Biography of Karl Donitz,

Admiral Karl Doenitz had served in U-boats (Unterseeboot, i.e. submarines) during World War I and remained in the German Navy, although the Versailles Treaty would not allow Germany to keep any submarines. When Germany began to rearm, Doenitz was chosen to organize the new submarine service, and became Chief of U-boat Forces. When war broke out, in 1939, he was promoted to Rear Admiral, but had far fewer submarines than were required by the war plans (which did not expect a war to start before 1942). In spite of this, Doenitz' U-boats were highly successful, scoring one coup after another, while the warships of the German surface navy, like the Bismark or Graf Spee, seemed to make headlines only by being hunted down and sunk! These early successes brought Doenitz an increasing share of German Navy resources and faster expansion of U-boat forces. During 1941 and 1942 Doenitz submarines nearly won the war for Germany, sinking a large percentage of the ships carrying essential supplies to Britain and the Soviet Union. This success was partly due to faulty anti-submarine strategy which the Allies were slow to abandon, but it was mostly the result of Doenitz' imaginative coordination of reconnaissance aircraft, resupply vessels and multiple-submarine wolf-packs, all of which allowed his boats to strike where they were most effective and least expected.

Hitler was highly impressed by Doenitz' talent, and appointed him Commander in Chief of the Navy in January '43. However, this personal triumph nearly coincided with the beginning of the end for his U-boats, in the "Battle of the Atlantic". The Allies, having learned the hard way, had built the large numbers of destroyer escorts, corvettes and anti-submarine patrol bombers needed to guard their convoys. They had found the correct tactics to counter the wolf-packs and had become proficient through many months of practical experience. New Allied weapons, like RADAR or the escort carrier, more than matched new German innovations like the Schnorkel. BUT most important, they were building new cargo ships faster than the U-boats could sink them, and if that was true, there was no way the U-boats could win, because their objective in the Battle of the Atlantic wasn't to sink ships, it was to starve Britain! Although the Allies were clearly ahead by the summer of 1943, Hitler continued to respect Doenitz' skill, and he seems to have done so to the very end. For whatever reason, Hitler named Doenitz to succeed him, just before killing himself. Thus Doenitz became the last ruler of Nazi Germany, for a little over one week.

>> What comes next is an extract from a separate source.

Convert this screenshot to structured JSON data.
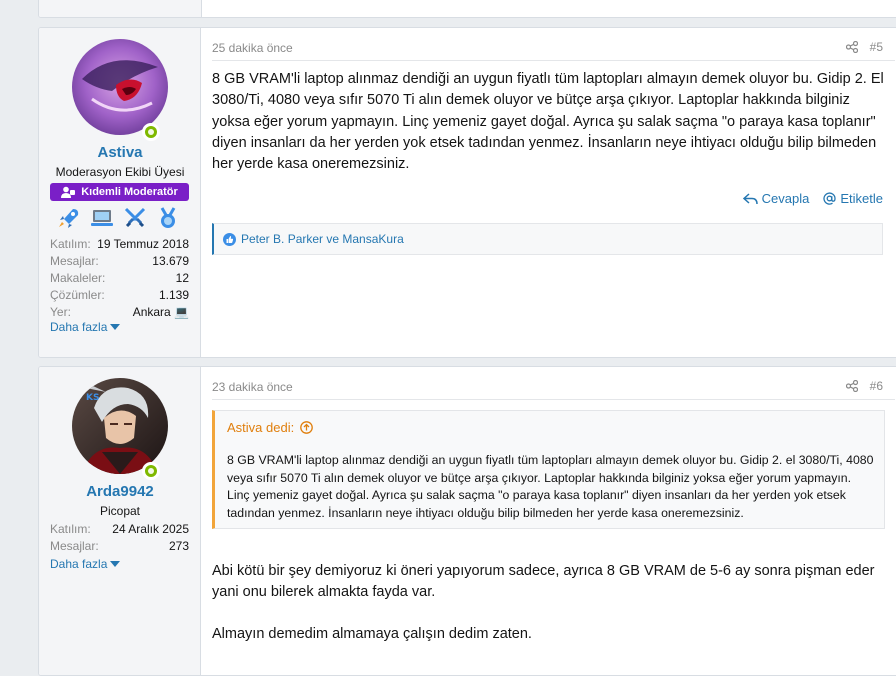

After the surrender, Doenitz was tried for War Crimes at Nuremburg. He succeeded in convincing the tribunal that he had been kept ignorant of the murder of millions in the Concentration Camps and Death Camps of "the final solution", but was sentenced to ten years for "Planning Agressive War". [ Author's Note: It may seem unbelievable that anyone in Germany, let alone a highly placed leader like Doenitz, was not aware of the murder of six million people being carried out around him. However, I have spoken to an Allied Intelligence Officer who was in Europe during the war, and present as one of the official Interrogators for the Nuremburg Trials, who believes the evidence supports Doenitz' story. There was an organized deception program designed to convince anyone (who could not simply be silenced) that the Concentration Camps were just big prisons and any rumors one heard about mass murder were only "Allied lies". Doenitz' claim to have been taken in by this operation seems plausible to the intelligence officer, because, he says, HE was taken in by it himself, even though as an American, he had less reason to believe the Nazis than Doenitz did! - DAW ]